Von Braun Space Station
© Universe Today
Since the end of the Apollo-era, one of the main goals of NASA, Roscosmos and other space agencies has been the development of technologies that will enable a long-term human presence in space. These technologies will also help when it comes time to mount renewed missions to the Moon, to Mars, and other locations in the Solar System. Over the past few decades, these efforts have yielded Mir and the International Space Station (ISS).

In the coming years, these efforts will also lead to the Lunar Orbital Platform-Gateway and commercial space stations - like the Bigelow B330. And if private aerospace companies like the Gateway Foundation get their way, we'll also have a spaceport in orbit around Earth. The company recently posted a video showing exactly what this rotating wheel space station will look like, and how companies like SpaceX could help build it.

The company's concept is known as the Gateway, a rotating space station based on designs proposed by German rocket scientist and space architect Werner von Braun. These designs were featured in a series of articles in the national magazine Collier's during the 1950s titled, "Man Will Conquer Space Soon!" For this reason, the company has named their proposed design the Von Braun station.

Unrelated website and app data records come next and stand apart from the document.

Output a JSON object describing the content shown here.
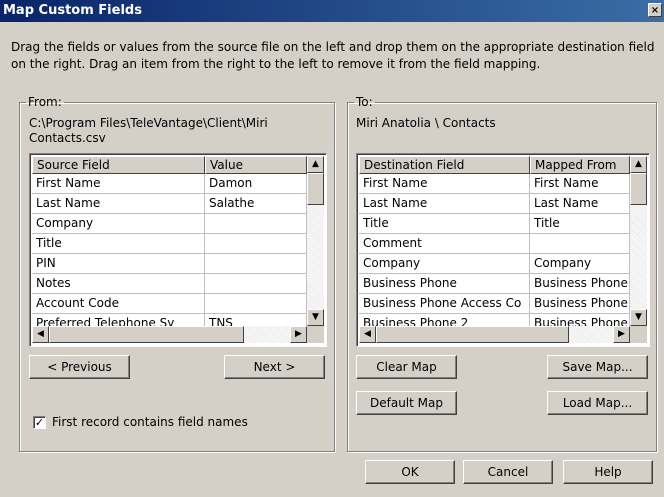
{
  "window": {
    "title": "Map Custom Fields",
    "close_glyph": "×"
  },
  "instructions": "Drag the fields or values from the source file on the left and drop them on the appropriate destination field on the right. Drag an item from the right to the left to remove it from the field mapping.",
  "from": {
    "legend": "From:",
    "path": "C:\\Program Files\\TeleVantage\\Client\\Miri Contacts.csv",
    "columns": [
      "Source Field",
      "Value"
    ],
    "rows": [
      [
        "First Name",
        "Damon"
      ],
      [
        "Last Name",
        "Salathe"
      ],
      [
        "Company",
        ""
      ],
      [
        "Title",
        ""
      ],
      [
        "PIN",
        ""
      ],
      [
        "Notes",
        ""
      ],
      [
        "Account Code",
        ""
      ],
      [
        "Preferred Telephone Sy",
        "TNS"
      ]
    ],
    "previous_label": "< Previous",
    "next_label": "Next >",
    "checkbox_label": "First record contains field names",
    "checkbox_checked": true
  },
  "to": {
    "legend": "To:",
    "target": "Miri Anatolia \\ Contacts",
    "columns": [
      "Destination Field",
      "Mapped From"
    ],
    "rows": [
      [
        "First Name",
        "First Name"
      ],
      [
        "Last Name",
        "Last Name"
      ],
      [
        "Title",
        "Title"
      ],
      [
        "Comment",
        ""
      ],
      [
        "Company",
        "Company"
      ],
      [
        "Business Phone",
        "Business Phone"
      ],
      [
        "Business Phone Access Co",
        "Business Phone"
      ],
      [
        "Business Phone 2",
        "Business Phone"
      ]
    ],
    "clear_map_label": "Clear Map",
    "default_map_label": "Default Map",
    "save_map_label": "Save Map...",
    "load_map_label": "Load Map..."
  },
  "footer": {
    "ok_label": "OK",
    "cancel_label": "Cancel",
    "help_label": "Help"
  },
  "icons": {
    "scroll_up": "▲",
    "scroll_down": "▼",
    "scroll_left": "◀",
    "scroll_right": "▶",
    "check": "✓"
  }
}
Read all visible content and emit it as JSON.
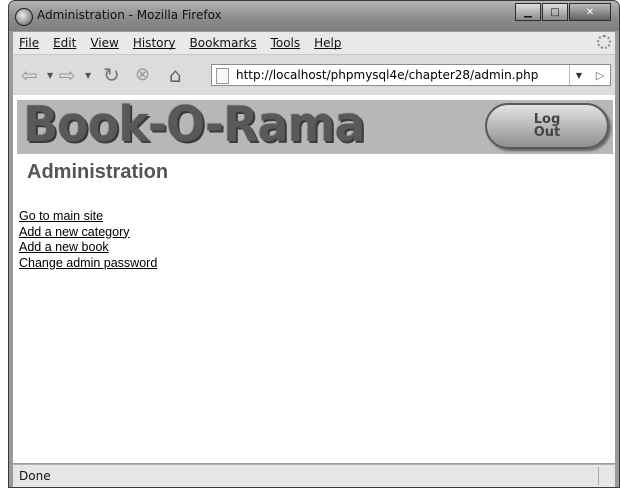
{
  "window": {
    "title": "Administration - Mozilla Firefox"
  },
  "menu": [
    "File",
    "Edit",
    "View",
    "History",
    "Bookmarks",
    "Tools",
    "Help"
  ],
  "toolbar": {
    "url": "http://localhost/phpmysql4e/chapter28/admin.php"
  },
  "page": {
    "logo_text": "Book-O-Rama",
    "logout_label": "Log Out",
    "heading": "Administration",
    "links": [
      "Go to main site",
      "Add a new category",
      "Add a new book",
      "Change admin password"
    ]
  },
  "status": {
    "text": "Done"
  }
}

Movie Space Station
© A.M.P.A.S
Space station from the movie 2001: A Space Odyssey.
This concept is actually quite time-honored. Von Braun's own design built on previous proposals, the earliest of which was made by Russian scientist Konstantin Tsiolkovsky in 1903. The concept was beautifully illustrated in Stanley Kubrick's 2001: A Space Odyssey, which was co-written by famed scientist and futurist Arthur C. Clarke (and based on a short story of his titled The Sentinel).

In all cases, the general concept involves a rotating wheel station in orbit of Earth, which would establish a human presence into space while at the same time providing artificial gravity for its inhabitants. This is an important aspect of proposed spaceflights that will take astronauts to locations in deep-space, such as Mars and farther into the Solar System (and possibly beyond).

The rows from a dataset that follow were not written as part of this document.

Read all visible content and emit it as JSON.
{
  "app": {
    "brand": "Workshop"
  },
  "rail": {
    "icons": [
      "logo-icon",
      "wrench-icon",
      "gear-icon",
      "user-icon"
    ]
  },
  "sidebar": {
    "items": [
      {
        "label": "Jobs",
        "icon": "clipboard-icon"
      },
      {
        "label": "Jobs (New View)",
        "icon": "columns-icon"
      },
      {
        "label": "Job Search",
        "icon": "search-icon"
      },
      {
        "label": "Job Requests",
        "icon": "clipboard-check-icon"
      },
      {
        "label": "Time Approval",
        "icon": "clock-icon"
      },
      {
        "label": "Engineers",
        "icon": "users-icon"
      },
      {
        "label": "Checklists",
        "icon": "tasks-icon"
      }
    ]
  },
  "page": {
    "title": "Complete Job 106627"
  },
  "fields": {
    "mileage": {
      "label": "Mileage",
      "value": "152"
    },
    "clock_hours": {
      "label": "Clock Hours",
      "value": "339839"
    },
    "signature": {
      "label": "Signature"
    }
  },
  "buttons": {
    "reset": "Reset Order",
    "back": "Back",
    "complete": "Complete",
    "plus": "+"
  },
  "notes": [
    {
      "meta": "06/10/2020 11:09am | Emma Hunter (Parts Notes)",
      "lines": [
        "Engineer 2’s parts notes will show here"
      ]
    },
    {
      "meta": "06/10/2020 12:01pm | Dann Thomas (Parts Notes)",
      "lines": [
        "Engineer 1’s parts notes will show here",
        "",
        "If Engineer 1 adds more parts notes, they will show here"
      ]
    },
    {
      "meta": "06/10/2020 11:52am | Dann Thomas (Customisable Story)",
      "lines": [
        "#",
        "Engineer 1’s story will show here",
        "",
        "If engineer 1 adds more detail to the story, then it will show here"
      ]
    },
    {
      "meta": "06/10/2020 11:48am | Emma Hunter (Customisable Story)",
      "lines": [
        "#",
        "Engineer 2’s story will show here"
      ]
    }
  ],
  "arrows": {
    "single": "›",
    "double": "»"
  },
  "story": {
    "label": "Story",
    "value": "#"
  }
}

Given the effects of long-term exposure to microgravity, which were extensively documented in NASA's recent Twin Study, mission planners have been looking for ways to mitigate them. The study consisted of ten separate investigations into the long-term effects of microgravity on humans, using twin astronauts Scott Kelly and Mark Kelly as test subjects.

After spending over a year in space, the study teams noted a number of significant changes between Scott Kelly and his brother. While he experienced the same loss of muscle mass and bone density as other astronauts who spent extended periods of time aboard the ISS, there were other changes that made adapting to life on Earth again very difficult.

Kelly's eyesight had diminished, he experienced intense swelling in his extremities, and changes in his organ function and gene expression were also noted. Beyond microgravity, there are also questions about how the human body will react to long-term exposure to lunar gravity (16.5% of Earth normal) and Martian gravity (~38%).

This is especially important given the current plans to establish a permanent outpost on the Moon and conduct crewed missions to Mars in the next two decades. As Gateway Foundation CEO John Blincow stated in the recently-released video, this is one of the benefits of his company's proposed Gateway:
"People need gravity so that bodies don't fall apart. But how much will lunar gravity be okay for a year but not for two years? WillMartian gravity work for humans long-term, but not for large farm animals? Will two days a week at 30% g be enough for ISS crews to retain bone mass? Building the von Braun space station can help unlock those secrets."

The Gateway's structure consists of two concentric inner rings fixed by four spokes to an outer ring. The two concentric rings make up the Lunar Gravity Area (LGA), where the station's rotation provides a gravitational force equal to that of the lunar surface. The external inner ring - the LGA Habitation ring - is where habitation modules will be placed, which will consist of small rooms for guests.

Meanwhile, the high-ceiling interior ring of the LGA will offer tourist the opportunity to dine and play in a low-g environment. At the core of the station are the Hub and Bay, where traffic and environment control, security, and the Gateway's transportation nexus will all be located. The Hub will also have an observation lounge where guests can watch incoming shuttles.

Continue reading the rest of the article at Universe Today.